A sub-district of Nusa Dua is Tanjung Benoa. A peninsula with beaches on three sides – dreamy enough?

Nusa Dua is home to the Nusa Dua Beach & the Museum Pasifika (all things artsy).

Kerobokan

Start moving northwest now. Beyond Denpasar is Kerobokan village (Badung Regency).

The Kerobokan Prison is the stuff legends are made of. Thrill seekers find ways to spend a night in the prison, to experience the notoriety first-hand. For the non-thrill seekers, there are night markets to explore.

Kerobokan is home to the Batu Belig Beach (whattay calm) & the Petitenget Temple (wards off dark forest spirits).

Beraban

Moving further northwest, & closer to the west coast of Bali, you will arrive at Beraban, a village in the Tabanan Regency.

Beraban is home to the Tanah Lot Temple (you can’t not have seen a photo of this place) & the One Bali Agrowisata (chocolate & coffee plantation).

Tanah Lot Temple
The Tanah Lot Temple

Gianyar

Let’s head a little northeast now & come to Gianyar, the seat of the Gianyar regency. It is a town that has preserved its natural & traditional heritage well. Once you’re done with the heritage sightseeing, you can relax on the beach.

Gianyar is home to the Cantik Agriculture (coffee anyone?) & the Bali Bird Park (bird-watching alert).

Coffee, tea, Cantik Agriculture
Coffee & tea tasting at the Cantik Agriculture

Ubud

In the Gianyar Regency itself, towards the northwest, is the cultural center of Bali, called Ubud. The town is located in the uplands. Anything that has to do with Balinese tradition can be found here.

Rain-forests and terraced rice paddies surround Ubud while Hindu temples form the main attractions of the town.

Ubud is home to the Sacred Monkey Forest Sanctuary (Balinese Long – Tailed Monkeys. Squee!) & the Puri Saren Palace (erstwhile official residence of the royal family).

Sacred Monkey Forest Sanctuary
The Sacred Monkey Forest Sanctuary

Kintamani

Moving far north from Ubud, you will come to Kintamani (Bangli Regency). You can view the Mount Batur from the village. It is the place from where the breed ‘Kintamani dog’ (only official breed in Bali) originates.

Lake Batur
Lake Batur

Kintamani is home to the Mount Batur (active volcano) & the Lake Batur (crater lake located along the Ring of Fire of Mount Batur).

Nusa Lembongan

Southeast of Bali is the island of Nusa Lembongan (Klungkung Regency). It is famous as a side destination for mainland Bali visitors. Nusa Lembongan is surrounded by coral reefs with white sand beaches. Day cruises from the mainland to the island are worth opting for.

Clear ocean, coral reef, Nusa Lembongan
Clear ocean & coral reef at Nusa Lembongan

Nusa Lembongan is home to the Devil’s Tear (cliff jumping anyone?) & the Mangrove Forest (canoe ride).
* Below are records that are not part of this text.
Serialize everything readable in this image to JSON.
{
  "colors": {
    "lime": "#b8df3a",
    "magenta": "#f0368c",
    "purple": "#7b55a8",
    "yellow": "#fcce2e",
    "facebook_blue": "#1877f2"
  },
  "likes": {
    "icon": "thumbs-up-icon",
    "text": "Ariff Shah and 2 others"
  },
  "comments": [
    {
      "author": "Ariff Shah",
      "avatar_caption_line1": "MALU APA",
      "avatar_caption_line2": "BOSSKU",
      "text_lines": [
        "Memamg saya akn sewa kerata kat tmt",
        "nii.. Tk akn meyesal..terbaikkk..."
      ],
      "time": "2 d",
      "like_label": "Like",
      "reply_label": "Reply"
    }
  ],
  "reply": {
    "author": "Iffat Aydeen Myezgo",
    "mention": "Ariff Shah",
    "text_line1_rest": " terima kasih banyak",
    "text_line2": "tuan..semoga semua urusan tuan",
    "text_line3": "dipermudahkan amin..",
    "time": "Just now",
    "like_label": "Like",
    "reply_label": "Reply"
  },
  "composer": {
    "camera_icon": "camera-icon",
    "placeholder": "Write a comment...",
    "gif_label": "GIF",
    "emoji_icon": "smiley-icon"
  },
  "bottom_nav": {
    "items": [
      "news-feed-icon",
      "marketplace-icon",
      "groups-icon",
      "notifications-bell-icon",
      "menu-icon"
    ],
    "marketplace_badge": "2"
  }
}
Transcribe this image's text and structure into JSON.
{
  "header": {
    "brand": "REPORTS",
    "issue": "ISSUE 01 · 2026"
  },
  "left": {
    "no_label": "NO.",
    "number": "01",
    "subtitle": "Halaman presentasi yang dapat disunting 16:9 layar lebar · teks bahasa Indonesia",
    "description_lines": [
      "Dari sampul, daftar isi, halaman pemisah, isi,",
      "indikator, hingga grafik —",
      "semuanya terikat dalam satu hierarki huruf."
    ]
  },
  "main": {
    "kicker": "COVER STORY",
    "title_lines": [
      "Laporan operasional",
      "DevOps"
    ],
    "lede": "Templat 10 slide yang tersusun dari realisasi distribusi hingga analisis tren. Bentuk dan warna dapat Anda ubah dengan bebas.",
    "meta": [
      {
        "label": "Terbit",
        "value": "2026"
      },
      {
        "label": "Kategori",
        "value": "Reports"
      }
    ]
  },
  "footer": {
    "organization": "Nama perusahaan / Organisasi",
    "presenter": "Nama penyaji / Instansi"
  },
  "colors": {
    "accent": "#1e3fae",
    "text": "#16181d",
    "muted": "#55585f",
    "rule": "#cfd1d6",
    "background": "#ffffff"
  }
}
With this, we end our short guide to the way Bali is structured from a sightseer’s viewpoint. By no means is this list exhaustive. We’ve tried to cover the areas that we’ve personally experienced.

Other Bali Basics…

  • Bali traffic is quite bad. We stayed at Seminyak, & chose to spend a day in Ubud. The traffic from Seminyak to Ubud was awful. This is the reason sightseers choose to break their stay into two places – Seminyak/ Kuta & Ubud.
  • Bali is economical for Indians. Except for the airline fares, all our expenses were similar or even less than what we would spend in, let’s say, Goa, on a similar kind of holiday.

In our next blog post, we’ll share our favorite Bali attractions.